» **What is required**
Could you find each line of the data below that contains the word "clip" and copy those lines?

-- The input follows --

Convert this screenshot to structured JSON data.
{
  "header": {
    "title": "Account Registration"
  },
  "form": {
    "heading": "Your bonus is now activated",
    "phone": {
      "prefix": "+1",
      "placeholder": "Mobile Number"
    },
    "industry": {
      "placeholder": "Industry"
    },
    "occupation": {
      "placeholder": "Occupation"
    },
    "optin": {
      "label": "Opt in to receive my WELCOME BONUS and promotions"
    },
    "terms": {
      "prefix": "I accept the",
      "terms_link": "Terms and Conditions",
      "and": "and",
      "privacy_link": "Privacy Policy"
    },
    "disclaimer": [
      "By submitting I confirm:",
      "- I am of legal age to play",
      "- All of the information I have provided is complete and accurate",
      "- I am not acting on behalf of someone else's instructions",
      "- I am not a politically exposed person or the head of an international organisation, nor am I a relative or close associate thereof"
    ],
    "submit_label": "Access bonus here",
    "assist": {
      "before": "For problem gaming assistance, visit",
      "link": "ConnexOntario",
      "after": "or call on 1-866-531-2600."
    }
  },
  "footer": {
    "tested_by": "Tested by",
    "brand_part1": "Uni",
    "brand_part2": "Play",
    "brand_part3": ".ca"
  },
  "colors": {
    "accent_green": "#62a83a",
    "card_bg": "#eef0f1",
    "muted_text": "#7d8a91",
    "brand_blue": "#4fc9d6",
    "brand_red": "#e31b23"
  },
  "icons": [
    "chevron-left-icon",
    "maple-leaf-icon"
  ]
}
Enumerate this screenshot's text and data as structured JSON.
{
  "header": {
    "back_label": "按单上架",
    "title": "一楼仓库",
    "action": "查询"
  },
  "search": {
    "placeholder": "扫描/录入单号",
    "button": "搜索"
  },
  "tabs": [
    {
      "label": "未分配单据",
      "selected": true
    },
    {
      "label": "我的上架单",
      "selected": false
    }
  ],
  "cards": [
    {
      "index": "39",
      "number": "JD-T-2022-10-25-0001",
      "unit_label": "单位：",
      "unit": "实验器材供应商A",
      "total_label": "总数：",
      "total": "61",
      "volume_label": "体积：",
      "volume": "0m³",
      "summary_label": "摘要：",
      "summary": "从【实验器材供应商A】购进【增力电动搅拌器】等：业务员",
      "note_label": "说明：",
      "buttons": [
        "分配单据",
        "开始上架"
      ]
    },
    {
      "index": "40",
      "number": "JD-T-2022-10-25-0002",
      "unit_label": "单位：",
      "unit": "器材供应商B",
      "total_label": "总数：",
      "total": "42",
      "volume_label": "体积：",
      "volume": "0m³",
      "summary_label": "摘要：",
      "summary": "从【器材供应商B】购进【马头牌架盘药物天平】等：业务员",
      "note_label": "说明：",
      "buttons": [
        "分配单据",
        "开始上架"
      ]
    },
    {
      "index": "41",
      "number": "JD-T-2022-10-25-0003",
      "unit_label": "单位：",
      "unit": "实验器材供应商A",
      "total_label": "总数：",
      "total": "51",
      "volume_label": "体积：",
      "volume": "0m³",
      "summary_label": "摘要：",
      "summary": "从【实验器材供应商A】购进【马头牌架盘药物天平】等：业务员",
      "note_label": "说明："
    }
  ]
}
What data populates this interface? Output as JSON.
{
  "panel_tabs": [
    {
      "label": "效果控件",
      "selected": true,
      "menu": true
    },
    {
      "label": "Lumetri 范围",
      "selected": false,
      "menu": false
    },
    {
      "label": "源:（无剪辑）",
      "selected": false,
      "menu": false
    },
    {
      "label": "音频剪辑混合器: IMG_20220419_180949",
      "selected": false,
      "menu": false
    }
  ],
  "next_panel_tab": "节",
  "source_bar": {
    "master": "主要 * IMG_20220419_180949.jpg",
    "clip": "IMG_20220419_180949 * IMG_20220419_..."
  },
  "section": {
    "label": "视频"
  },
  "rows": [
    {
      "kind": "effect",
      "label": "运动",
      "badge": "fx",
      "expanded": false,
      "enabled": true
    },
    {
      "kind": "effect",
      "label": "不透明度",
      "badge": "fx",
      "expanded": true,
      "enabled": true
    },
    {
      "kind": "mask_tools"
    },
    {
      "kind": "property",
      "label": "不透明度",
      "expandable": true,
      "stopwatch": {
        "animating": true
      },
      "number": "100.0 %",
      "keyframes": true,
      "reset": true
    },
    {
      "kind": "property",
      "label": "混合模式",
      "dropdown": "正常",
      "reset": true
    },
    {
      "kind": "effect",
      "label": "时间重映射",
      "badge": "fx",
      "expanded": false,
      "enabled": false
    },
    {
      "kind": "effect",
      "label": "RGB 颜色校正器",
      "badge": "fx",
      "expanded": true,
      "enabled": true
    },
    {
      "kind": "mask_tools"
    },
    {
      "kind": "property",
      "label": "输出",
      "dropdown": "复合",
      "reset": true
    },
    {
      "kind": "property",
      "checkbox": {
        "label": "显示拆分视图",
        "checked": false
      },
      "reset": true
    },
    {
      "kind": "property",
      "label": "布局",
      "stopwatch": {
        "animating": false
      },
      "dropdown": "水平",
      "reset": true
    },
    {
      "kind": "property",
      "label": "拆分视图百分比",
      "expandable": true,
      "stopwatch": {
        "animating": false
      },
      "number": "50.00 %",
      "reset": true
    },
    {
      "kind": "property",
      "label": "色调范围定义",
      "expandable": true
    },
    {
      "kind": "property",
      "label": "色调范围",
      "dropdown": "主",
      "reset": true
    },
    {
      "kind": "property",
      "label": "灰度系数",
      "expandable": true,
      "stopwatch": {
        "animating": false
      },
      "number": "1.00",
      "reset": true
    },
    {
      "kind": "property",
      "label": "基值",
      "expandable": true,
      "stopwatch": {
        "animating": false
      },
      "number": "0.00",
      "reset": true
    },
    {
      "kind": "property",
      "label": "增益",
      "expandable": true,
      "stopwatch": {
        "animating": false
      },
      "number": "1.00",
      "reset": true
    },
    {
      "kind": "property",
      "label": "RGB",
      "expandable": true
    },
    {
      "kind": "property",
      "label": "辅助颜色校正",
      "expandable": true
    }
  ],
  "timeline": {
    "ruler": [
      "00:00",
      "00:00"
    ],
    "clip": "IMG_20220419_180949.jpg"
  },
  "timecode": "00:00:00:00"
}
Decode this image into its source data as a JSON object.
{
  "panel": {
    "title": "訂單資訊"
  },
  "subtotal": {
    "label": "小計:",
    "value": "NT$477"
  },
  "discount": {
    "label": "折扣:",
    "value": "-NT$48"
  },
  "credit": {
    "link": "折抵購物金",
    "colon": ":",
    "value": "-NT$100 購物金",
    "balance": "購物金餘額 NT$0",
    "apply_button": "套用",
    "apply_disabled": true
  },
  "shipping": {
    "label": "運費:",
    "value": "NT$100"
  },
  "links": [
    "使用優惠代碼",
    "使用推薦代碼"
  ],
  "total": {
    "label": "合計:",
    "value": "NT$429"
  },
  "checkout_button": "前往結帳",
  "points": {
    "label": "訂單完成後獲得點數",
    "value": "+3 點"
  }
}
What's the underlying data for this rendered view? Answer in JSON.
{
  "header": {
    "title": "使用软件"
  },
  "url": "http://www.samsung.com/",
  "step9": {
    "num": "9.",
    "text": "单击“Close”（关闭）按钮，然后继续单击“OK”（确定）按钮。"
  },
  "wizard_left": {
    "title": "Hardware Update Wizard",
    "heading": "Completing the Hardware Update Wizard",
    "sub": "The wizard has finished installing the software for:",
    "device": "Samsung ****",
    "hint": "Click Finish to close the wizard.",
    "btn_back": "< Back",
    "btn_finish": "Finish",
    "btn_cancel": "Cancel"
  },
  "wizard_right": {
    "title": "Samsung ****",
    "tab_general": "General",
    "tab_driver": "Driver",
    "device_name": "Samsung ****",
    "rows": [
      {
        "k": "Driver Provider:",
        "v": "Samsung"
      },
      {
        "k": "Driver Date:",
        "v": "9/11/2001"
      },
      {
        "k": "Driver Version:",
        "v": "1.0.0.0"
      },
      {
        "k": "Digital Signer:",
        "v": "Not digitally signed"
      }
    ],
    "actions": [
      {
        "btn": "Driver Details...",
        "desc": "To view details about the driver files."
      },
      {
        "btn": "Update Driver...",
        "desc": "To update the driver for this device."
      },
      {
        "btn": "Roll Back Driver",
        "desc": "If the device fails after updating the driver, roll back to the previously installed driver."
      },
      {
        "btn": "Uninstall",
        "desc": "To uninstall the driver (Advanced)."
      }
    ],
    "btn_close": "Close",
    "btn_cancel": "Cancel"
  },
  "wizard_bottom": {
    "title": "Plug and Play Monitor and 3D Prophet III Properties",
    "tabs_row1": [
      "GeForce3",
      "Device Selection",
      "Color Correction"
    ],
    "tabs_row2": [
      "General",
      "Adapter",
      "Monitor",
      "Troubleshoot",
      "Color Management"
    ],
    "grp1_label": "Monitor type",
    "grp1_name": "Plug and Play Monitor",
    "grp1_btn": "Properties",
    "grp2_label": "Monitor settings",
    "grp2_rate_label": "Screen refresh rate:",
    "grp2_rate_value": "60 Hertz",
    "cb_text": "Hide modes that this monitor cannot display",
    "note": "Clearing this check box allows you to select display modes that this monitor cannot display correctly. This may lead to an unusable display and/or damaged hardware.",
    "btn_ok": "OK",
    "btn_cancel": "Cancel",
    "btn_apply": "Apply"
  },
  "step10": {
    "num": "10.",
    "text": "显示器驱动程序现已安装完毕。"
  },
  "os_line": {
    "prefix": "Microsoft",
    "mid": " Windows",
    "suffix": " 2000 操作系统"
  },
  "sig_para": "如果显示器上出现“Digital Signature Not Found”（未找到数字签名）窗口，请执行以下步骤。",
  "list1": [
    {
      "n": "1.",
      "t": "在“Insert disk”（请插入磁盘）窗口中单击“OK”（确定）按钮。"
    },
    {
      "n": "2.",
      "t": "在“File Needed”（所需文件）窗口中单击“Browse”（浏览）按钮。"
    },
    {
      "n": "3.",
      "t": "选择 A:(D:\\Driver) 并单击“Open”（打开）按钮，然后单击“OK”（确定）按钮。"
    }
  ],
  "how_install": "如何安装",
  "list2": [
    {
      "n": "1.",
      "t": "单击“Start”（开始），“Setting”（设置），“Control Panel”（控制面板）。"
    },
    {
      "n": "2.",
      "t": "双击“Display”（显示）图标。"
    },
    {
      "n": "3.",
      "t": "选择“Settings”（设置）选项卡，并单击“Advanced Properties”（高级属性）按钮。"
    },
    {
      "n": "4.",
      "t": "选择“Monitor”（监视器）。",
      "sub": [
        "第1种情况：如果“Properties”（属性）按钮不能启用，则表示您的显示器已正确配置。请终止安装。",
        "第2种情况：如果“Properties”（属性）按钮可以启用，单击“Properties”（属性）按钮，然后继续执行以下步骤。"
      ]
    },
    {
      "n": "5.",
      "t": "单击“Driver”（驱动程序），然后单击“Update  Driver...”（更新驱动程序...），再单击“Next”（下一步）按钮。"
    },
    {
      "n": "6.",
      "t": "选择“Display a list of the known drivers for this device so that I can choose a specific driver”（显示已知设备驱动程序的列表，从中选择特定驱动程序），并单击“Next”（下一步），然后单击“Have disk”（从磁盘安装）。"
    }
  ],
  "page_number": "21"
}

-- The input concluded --

» **Output**
    "clip": "IMG_20220419_180949 * IMG_20220419_..."
    "clip": "IMG_20220419_180949.jpg"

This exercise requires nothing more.